# Directions for this task
For the word "title", find each line in the entries where it occurs and copy that line.

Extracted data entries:
*** Block opens ***

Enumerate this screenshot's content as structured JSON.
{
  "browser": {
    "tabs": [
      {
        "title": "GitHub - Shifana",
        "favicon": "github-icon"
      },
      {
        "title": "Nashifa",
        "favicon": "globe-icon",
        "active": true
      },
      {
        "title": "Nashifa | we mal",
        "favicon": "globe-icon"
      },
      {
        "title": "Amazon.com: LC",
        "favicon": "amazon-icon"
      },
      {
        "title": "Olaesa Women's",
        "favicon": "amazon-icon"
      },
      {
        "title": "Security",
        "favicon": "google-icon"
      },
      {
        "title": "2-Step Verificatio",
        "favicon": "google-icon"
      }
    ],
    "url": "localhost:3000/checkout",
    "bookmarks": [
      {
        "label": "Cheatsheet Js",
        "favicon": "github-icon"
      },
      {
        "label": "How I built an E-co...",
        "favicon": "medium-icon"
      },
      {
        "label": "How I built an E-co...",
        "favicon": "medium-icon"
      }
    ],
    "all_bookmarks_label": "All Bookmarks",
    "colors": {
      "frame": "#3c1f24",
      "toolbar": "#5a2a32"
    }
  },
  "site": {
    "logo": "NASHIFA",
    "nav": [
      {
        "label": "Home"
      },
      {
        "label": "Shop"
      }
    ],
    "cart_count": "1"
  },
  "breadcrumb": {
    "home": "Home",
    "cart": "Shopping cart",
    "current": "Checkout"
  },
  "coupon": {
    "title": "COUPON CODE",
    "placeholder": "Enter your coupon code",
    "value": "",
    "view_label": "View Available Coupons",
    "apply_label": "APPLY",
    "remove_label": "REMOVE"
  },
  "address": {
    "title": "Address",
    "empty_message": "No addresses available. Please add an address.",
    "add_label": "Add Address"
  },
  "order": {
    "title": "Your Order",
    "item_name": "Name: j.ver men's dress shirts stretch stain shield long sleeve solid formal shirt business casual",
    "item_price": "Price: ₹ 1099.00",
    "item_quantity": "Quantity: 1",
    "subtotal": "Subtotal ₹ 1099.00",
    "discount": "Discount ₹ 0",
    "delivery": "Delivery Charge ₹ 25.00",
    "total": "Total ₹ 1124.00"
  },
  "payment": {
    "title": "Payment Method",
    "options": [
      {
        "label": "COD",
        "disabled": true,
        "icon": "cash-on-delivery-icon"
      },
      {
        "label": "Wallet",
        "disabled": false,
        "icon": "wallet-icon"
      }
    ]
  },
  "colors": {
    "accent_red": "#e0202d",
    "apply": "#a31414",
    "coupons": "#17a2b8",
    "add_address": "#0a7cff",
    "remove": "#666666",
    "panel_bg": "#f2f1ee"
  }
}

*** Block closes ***

# Result of this task
        "title": "GitHub - Shifana",
        "title": "Nashifa",
        "title": "Nashifa | we mal",
        "title": "Amazon.com: LC",
        "title": "Olaesa Women's",
        "title": "Security",
        "title": "2-Step Verificatio",
    "title": "COUPON CODE",
    "title": "Address",
    "title": "Your Order",
    "title": "Payment Method",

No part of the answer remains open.